The simple answer is ‘no’ and many of you are aware of it. But still these terms are sometimes used interchangeably by people, even when they know that they are different. One reason could be that MVP is often built according to a prototype and they both look the same. Now let’s look at the differences and why we need both of them.
Prototypes are, particularly in the software field, visualization of the end product, explaining how it looks like, how the flows work and how the various components are connected. The completed product may look exactly the same, as it’s the early approximation of the final product. Prototypes usually include screens, user flows, wireframes and mock-ups and the workflow is mimicked by using some tools. So, prototypes provide the visualization of the end product for user interface and backend developers. They have to develop the product supporting and implementing the prototype.
Whether you add some functionality or just mimic the application behaviour, prototypes provide a good idea of how the product looks and works from the end user perspective. A prototype explains the product’s design and behaviour to the on-technical stakeholders and becomes the model based on which the end product will be built. So, prototypes are shared with stakeholders and developers to obtain their feedback and consent. There are 4 types of prototype modelling.
- Throwaway prototyping – to find if a feature can be implemented or to obtain just feedback
- Evolutionary prototyping – Refining prototype based on the feedback
- Incremental prototyping – Large prototype is built from smaller prototypes
- Extreme prototyping – A web application is built that is close to the real application.
The prototyping may be necessary for complex systems where confusion might arise leading to difficulty in using the application. Based on the degree of complexity and feature requirements, you may adapt any of the above prototyping methods to get the feedback from stakeholders to refine the prototype to meet the desired user experience goals.
There are several tools (including free ones) to help you build your prototypes fast and collaborate with stakeholders. You can start building a low-fidelity (paper sketching or wireframe tools) or high fidelity prototypes using software tools.
MVP, on the other hand are the working software that fulfil requirements of end users, but only at a basic level. MVP is limited in functionality and features but are real working software components. Ideally MVP should implement the core functions of the product, so users are able to use it. MVP is the tool used to obtain user feedback and test product market-fit.
While conceiving the product, we make some assumptions and assume everything works as per our understanding. MVP is the base product that tests If our assumptions are correct or not and learn about our customers. It helps us not only to get the product validated by real users, but also to assess market demand. This helps you in understanding your target users and product market-fit even before you heavily invest into developing the full product.
As you can see, your MVP doesn’t have to be any complex nor a fully functional application. It could be any of the following

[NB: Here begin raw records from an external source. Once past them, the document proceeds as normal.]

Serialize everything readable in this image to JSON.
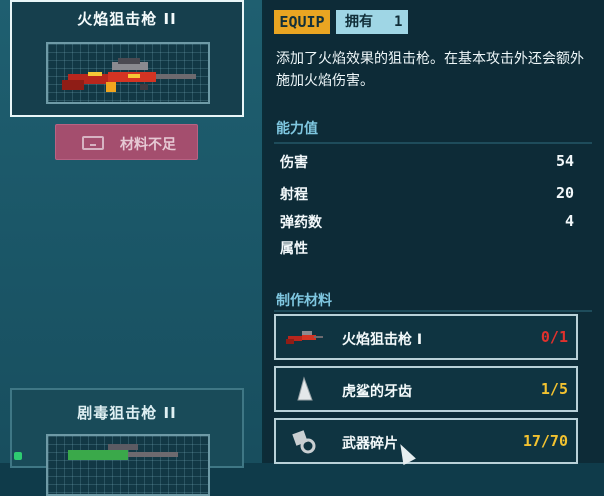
{
  "weapons": [
    {
      "name": "火焰狙击枪 II",
      "selected": true
    },
    {
      "name": "剧毒狙击枪 II",
      "selected": false
    }
  ],
  "craft_button": {
    "label": "材料不足",
    "enabled": false,
    "color": "#a44e6e"
  },
  "detail": {
    "equip_tag": "EQUIP",
    "owned_label": "拥有",
    "owned_count": "1",
    "description": "添加了火焰效果的狙击枪。在基本攻击外还会额外施加火焰伤害。",
    "stats_title": "能力值",
    "stats": [
      {
        "label": "伤害",
        "value": "54"
      },
      {
        "label": "射程",
        "value": "20"
      },
      {
        "label": "弹药数",
        "value": "4"
      },
      {
        "label": "属性",
        "value": ""
      }
    ],
    "materials_title": "制作材料",
    "materials": [
      {
        "name": "火焰狙击枪 I",
        "count": "0/1",
        "icon": "rifle-icon",
        "color": "#e0312d"
      },
      {
        "name": "虎鲨的牙齿",
        "count": "1/5",
        "icon": "shark-tooth-icon",
        "color": "#f2c230"
      },
      {
        "name": "武器碎片",
        "count": "17/70",
        "icon": "weapon-fragment-icon",
        "color": "#f2c230"
      }
    ]
  },
  "colors": {
    "accent": "#e9a522",
    "section": "#7fc7e0",
    "panel": "#0d2b37",
    "insufficient": "#e0312d"
  }
}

- An explainer video with landing page: You put your product’s functionality into some animation and ask users to sign up to get beta access.
- Wizard of Oz: User interface looks real and also users can interact with the app, but the actual functionality is carried out manually.
- Concierge MVP: It is a manual service rendered in exactly the same fashion as the product, when your users are not comfortable with technology or when it’s not possible to build an MVP.
- Piecemeal MVP: Users can interact with the app, but the functionality is carried out by existing and separate tools and software.
- Mock-up MVP: Is similar to prototyping where users can see and interact with design elements, but there is no actual functionality.
- Single feature MVP: Implement only the most important feature of the product.
- Public Proposal: Use crowd-sourcing platforms to generate initial interest to allow users to pre-order. It’s a great way of generating feedback and assess market demand
Now, you have understood the difference between prototyping and MVP, and the context where they are suitable. Both can save you a lot of money and effort. You can find and assess demand, product market-fit, competition, user expectations, product enhancements, feature selection etc, well before you spend a lot of money to develop the product.